» **DIRECTIONS FOR THIS TASK**
Print the data below again in full, exactly as it stands, with no images.

» **EXTRACTED RECORDS**
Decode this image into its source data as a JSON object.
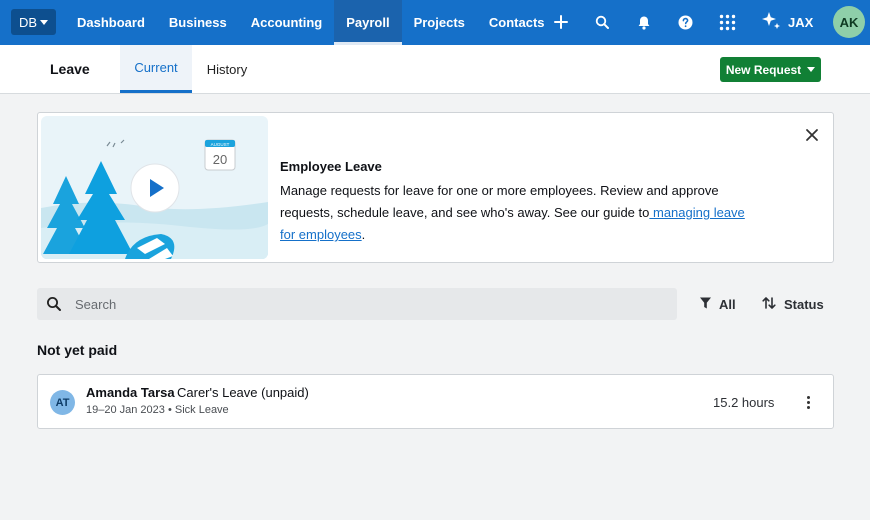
{
  "topnav": {
    "org_label": "DB",
    "links": [
      "Dashboard",
      "Business",
      "Accounting",
      "Payroll",
      "Projects",
      "Contacts"
    ],
    "active_link": "Payroll",
    "assistant_label": "JAX",
    "user_initials": "AK",
    "icons": [
      "plus-icon",
      "search-icon",
      "bell-icon",
      "help-icon",
      "apps-grid-icon",
      "sparkle-icon"
    ]
  },
  "subheader": {
    "title": "Leave",
    "tabs": [
      "Current",
      "History"
    ],
    "active_tab": "Current",
    "new_request_label": "New Request"
  },
  "banner": {
    "calendar_month": "AUGUST",
    "calendar_day": "20",
    "title": "Employee Leave",
    "body_text": "Manage requests for leave for one or more employees. Review and approve requests, schedule leave, and see who's away. See our guide to",
    "link_text": " managing leave for employees",
    "body_end": "."
  },
  "search": {
    "placeholder": "Search"
  },
  "filters": {
    "all_label": "All",
    "status_label": "Status"
  },
  "section": {
    "title": "Not yet paid"
  },
  "leave_items": [
    {
      "initials": "AT",
      "name": "Amanda Tarsa",
      "leave_type": "Carer's Leave (unpaid)",
      "meta": "19–20 Jan 2023 • Sick Leave",
      "hours": "15.2 hours"
    }
  ],
  "colors": {
    "nav_blue": "#1570c9",
    "button_green": "#118035",
    "link_blue": "#1570c9",
    "avatar_green": "#8ecfa9",
    "avatar_blue": "#80b7e6"
  }
}
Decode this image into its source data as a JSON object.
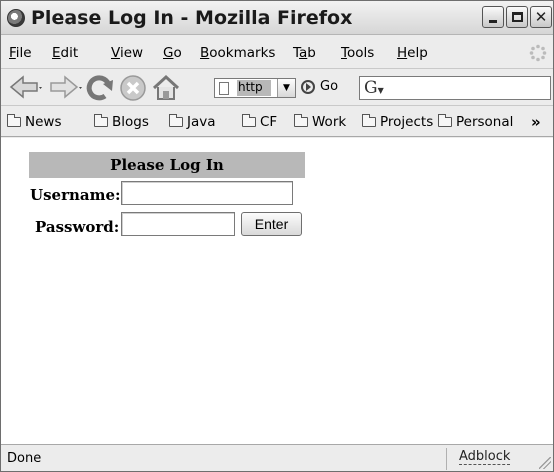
{
  "window": {
    "title": "Please Log In - Mozilla Firefox"
  },
  "menu": {
    "items": [
      {
        "label": "File",
        "accel": "F",
        "rest": "ile"
      },
      {
        "label": "Edit",
        "accel": "E",
        "rest": "dit"
      },
      {
        "label": "View",
        "accel": "V",
        "rest": "iew"
      },
      {
        "label": "Go",
        "accel": "G",
        "rest": "o"
      },
      {
        "label": "Bookmarks",
        "accel": "B",
        "rest": "ookmarks"
      },
      {
        "label": "Tab",
        "pre": "T",
        "accel": "a",
        "rest": "b"
      },
      {
        "label": "Tools",
        "accel": "T",
        "rest": "ools"
      },
      {
        "label": "Help",
        "accel": "H",
        "rest": "elp"
      }
    ]
  },
  "nav": {
    "url_text": "http",
    "go_label": "Go",
    "search_engine_glyph": "G"
  },
  "bookmarks": {
    "items": [
      "News",
      "Blogs",
      "Java",
      "CF",
      "Work",
      "Projects",
      "Personal"
    ],
    "overflow": "»"
  },
  "login": {
    "heading": "Please Log In",
    "username_label": "Username:",
    "password_label": "Password:",
    "username_value": "",
    "password_value": "",
    "submit_label": "Enter"
  },
  "status": {
    "text": "Done",
    "addon": "Adblock"
  },
  "icons": {
    "app": "firefox-icon",
    "back": "back-arrow-icon",
    "forward": "forward-arrow-icon",
    "reload": "reload-icon",
    "stop": "stop-icon",
    "home": "home-icon",
    "page": "page-icon",
    "go": "go-icon",
    "folder": "folder-icon",
    "throbber": "throbber-icon",
    "resize": "resize-grip-icon"
  }
}
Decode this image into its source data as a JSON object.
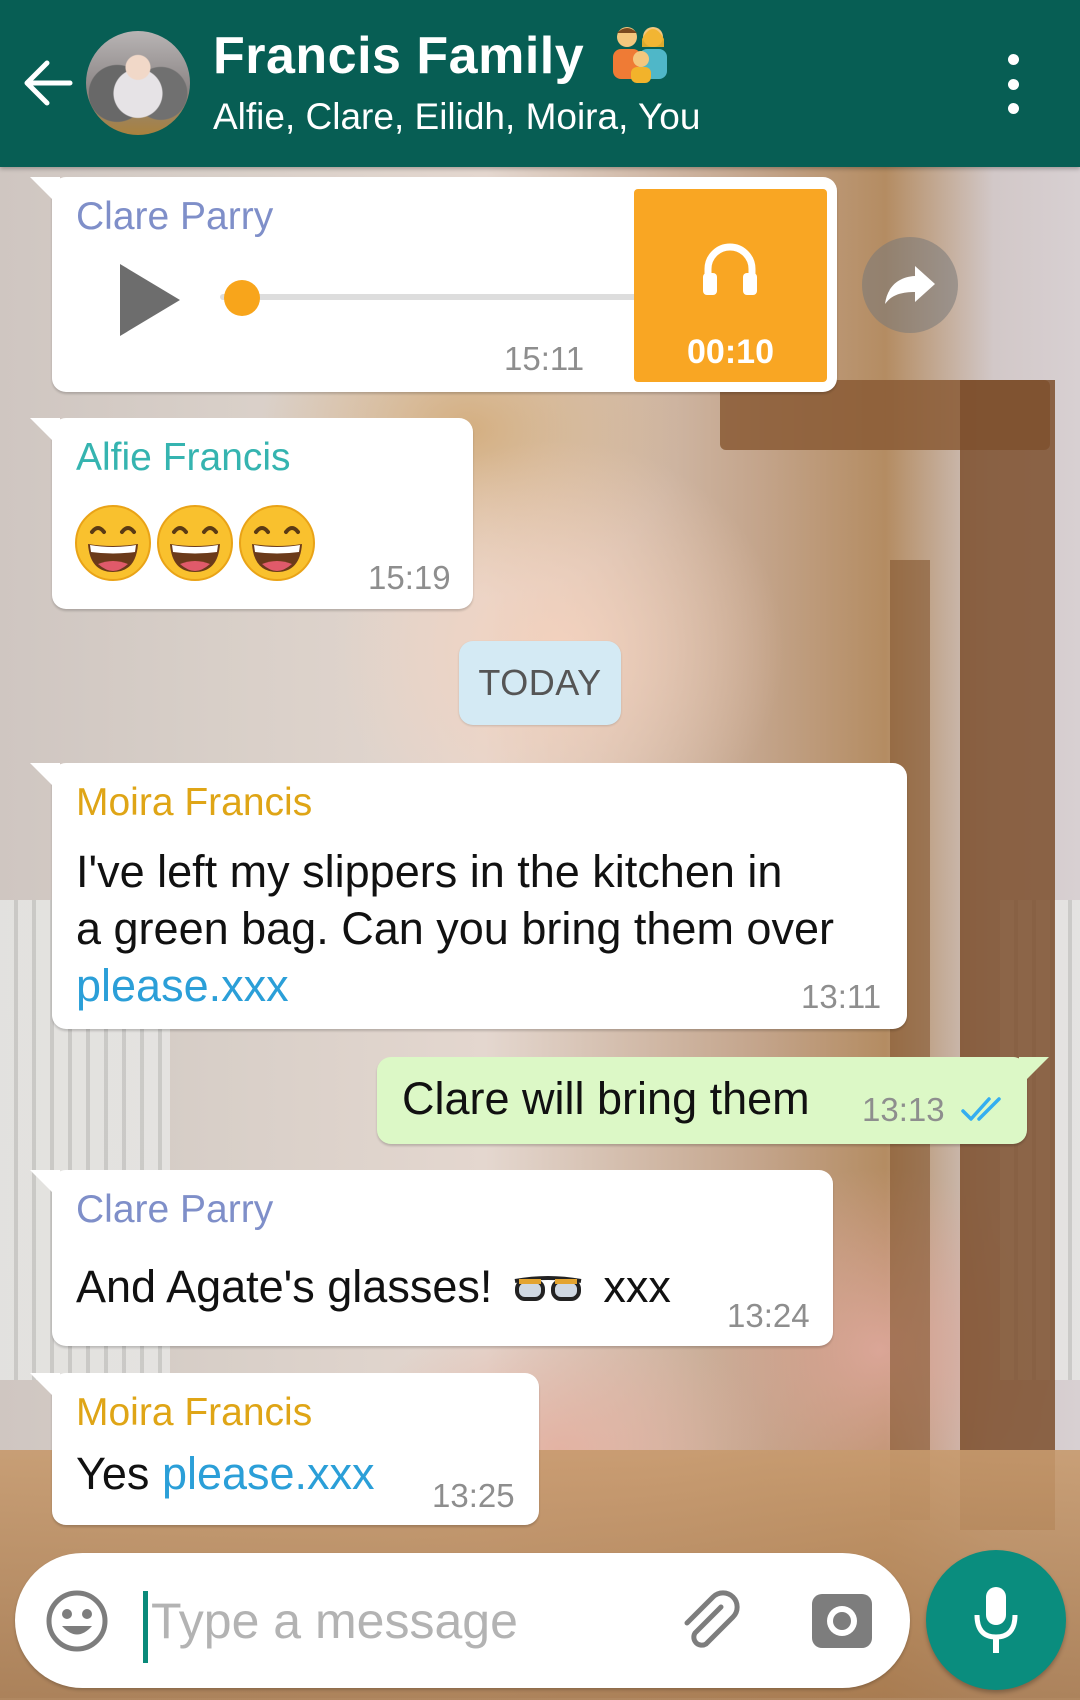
{
  "header": {
    "title": "Francis Family",
    "members": "Alfie, Clare, Eilidh, Moira, You",
    "back_icon": "arrow-left-icon",
    "menu_icon": "more-vert-icon"
  },
  "colors": {
    "header": "#075e54",
    "accent": "#0a8d7e",
    "incoming_bubble": "#ffffff",
    "outgoing_bubble": "#dcf8c6",
    "link": "#2b9fd8",
    "sender_clare": "#7f8fc9",
    "sender_alfie": "#35b4b0",
    "sender_moira": "#dfa516",
    "voice_accent": "#f9a623"
  },
  "messages": {
    "voice": {
      "sender": "Clare Parry",
      "time": "15:11",
      "duration": "00:10",
      "progress": 0.0
    },
    "alfie": {
      "sender": "Alfie Francis",
      "emoji": [
        "grinning-face",
        "grinning-face",
        "grinning-face"
      ],
      "time": "15:19"
    },
    "date_divider": "TODAY",
    "moira1": {
      "sender": "Moira Francis",
      "line1": "I've left my slippers in the kitchen in",
      "line2": "a green bag. Can you bring them over",
      "link": "please.xxx",
      "time": "13:11"
    },
    "mine": {
      "text": "Clare will bring them",
      "time": "13:13",
      "status": "read"
    },
    "clare2": {
      "sender": "Clare Parry",
      "text_before": "And Agate's glasses!",
      "emoji": "glasses",
      "text_after": "xxx",
      "time": "13:24"
    },
    "moira2": {
      "sender": "Moira Francis",
      "text": "Yes",
      "link": "please.xxx",
      "time": "13:25"
    }
  },
  "input": {
    "placeholder": "Type a message"
  }
}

» **SOLUTION FOR THIS EXERCISE**
Decode this image into its source data as a JSON object.
{
  "topnav": {
    "org_label": "DB",
    "links": [
      "Dashboard",
      "Business",
      "Accounting",
      "Payroll",
      "Projects",
      "Contacts"
    ],
    "active_link": "Payroll",
    "assistant_label": "JAX",
    "user_initials": "AK",
    "icons": [
      "plus-icon",
      "search-icon",
      "bell-icon",
      "help-icon",
      "apps-grid-icon",
      "sparkle-icon"
    ]
  },
  "subheader": {
    "title": "Leave",
    "tabs": [
      "Current",
      "History"
    ],
    "active_tab": "Current",
    "new_request_label": "New Request"
  },
  "banner": {
    "calendar_month": "AUGUST",
    "calendar_day": "20",
    "title": "Employee Leave",
    "body_text": "Manage requests for leave for one or more employees. Review and approve requests, schedule leave, and see who's away. See our guide to",
    "link_text": " managing leave for employees",
    "body_end": "."
  },
  "search": {
    "placeholder": "Search"
  },
  "filters": {
    "all_label": "All",
    "status_label": "Status"
  },
  "section": {
    "title": "Not yet paid"
  },
  "leave_items": [
    {
      "initials": "AT",
      "name": "Amanda Tarsa",
      "leave_type": "Carer's Leave (unpaid)",
      "meta": "19–20 Jan 2023 • Sick Leave",
      "hours": "15.2 hours"
    }
  ],
  "colors": {
    "nav_blue": "#1570c9",
    "button_green": "#118035",
    "link_blue": "#1570c9",
    "avatar_green": "#8ecfa9",
    "avatar_blue": "#80b7e6"
  }
}
Decode this image into its source data as a JSON object.
{
  "window": {
    "title": "Please Log In - Mozilla Firefox"
  },
  "menu": {
    "items": [
      {
        "label": "File",
        "accel": "F",
        "rest": "ile"
      },
      {
        "label": "Edit",
        "accel": "E",
        "rest": "dit"
      },
      {
        "label": "View",
        "accel": "V",
        "rest": "iew"
      },
      {
        "label": "Go",
        "accel": "G",
        "rest": "o"
      },
      {
        "label": "Bookmarks",
        "accel": "B",
        "rest": "ookmarks"
      },
      {
        "label": "Tab",
        "pre": "T",
        "accel": "a",
        "rest": "b"
      },
      {
        "label": "Tools",
        "accel": "T",
        "rest": "ools"
      },
      {
        "label": "Help",
        "accel": "H",
        "rest": "elp"
      }
    ]
  },
  "nav": {
    "url_text": "http",
    "go_label": "Go",
    "search_engine_glyph": "G"
  },
  "bookmarks": {
    "items": [
      "News",
      "Blogs",
      "Java",
      "CF",
      "Work",
      "Projects",
      "Personal"
    ],
    "overflow": "»"
  },
  "login": {
    "heading": "Please Log In",
    "username_label": "Username:",
    "password_label": "Password:",
    "username_value": "",
    "password_value": "",
    "submit_label": "Enter"
  },
  "status": {
    "text": "Done",
    "addon": "Adblock"
  },
  "icons": {
    "app": "firefox-icon",
    "back": "back-arrow-icon",
    "forward": "forward-arrow-icon",
    "reload": "reload-icon",
    "stop": "stop-icon",
    "home": "home-icon",
    "page": "page-icon",
    "go": "go-icon",
    "folder": "folder-icon",
    "throbber": "throbber-icon",
    "resize": "resize-grip-icon"
  }
}
Decode this image into its source data as a JSON object.
{
  "header": {
    "title": "Francis Family",
    "members": "Alfie, Clare, Eilidh, Moira, You",
    "back_icon": "arrow-left-icon",
    "menu_icon": "more-vert-icon"
  },
  "colors": {
    "header": "#075e54",
    "accent": "#0a8d7e",
    "incoming_bubble": "#ffffff",
    "outgoing_bubble": "#dcf8c6",
    "link": "#2b9fd8",
    "sender_clare": "#7f8fc9",
    "sender_alfie": "#35b4b0",
    "sender_moira": "#dfa516",
    "voice_accent": "#f9a623"
  },
  "messages": {
    "voice": {
      "sender": "Clare Parry",
      "time": "15:11",
      "duration": "00:10",
      "progress": 0.0
    },
    "alfie": {
      "sender": "Alfie Francis",
      "emoji": [
        "grinning-face",
        "grinning-face",
        "grinning-face"
      ],
      "time": "15:19"
    },
    "date_divider": "TODAY",
    "moira1": {
      "sender": "Moira Francis",
      "line1": "I've left my slippers in the kitchen in",
      "line2": "a green bag. Can you bring them over",
      "link": "please.xxx",
      "time": "13:11"
    },
    "mine": {
      "text": "Clare will bring them",
      "time": "13:13",
      "status": "read"
    },
    "clare2": {
      "sender": "Clare Parry",
      "text_before": "And Agate's glasses!",
      "emoji": "glasses",
      "text_after": "xxx",
      "time": "13:24"
    },
    "moira2": {
      "sender": "Moira Francis",
      "text": "Yes",
      "link": "please.xxx",
      "time": "13:25"
    }
  },
  "input": {
    "placeholder": "Type a message"
  }
}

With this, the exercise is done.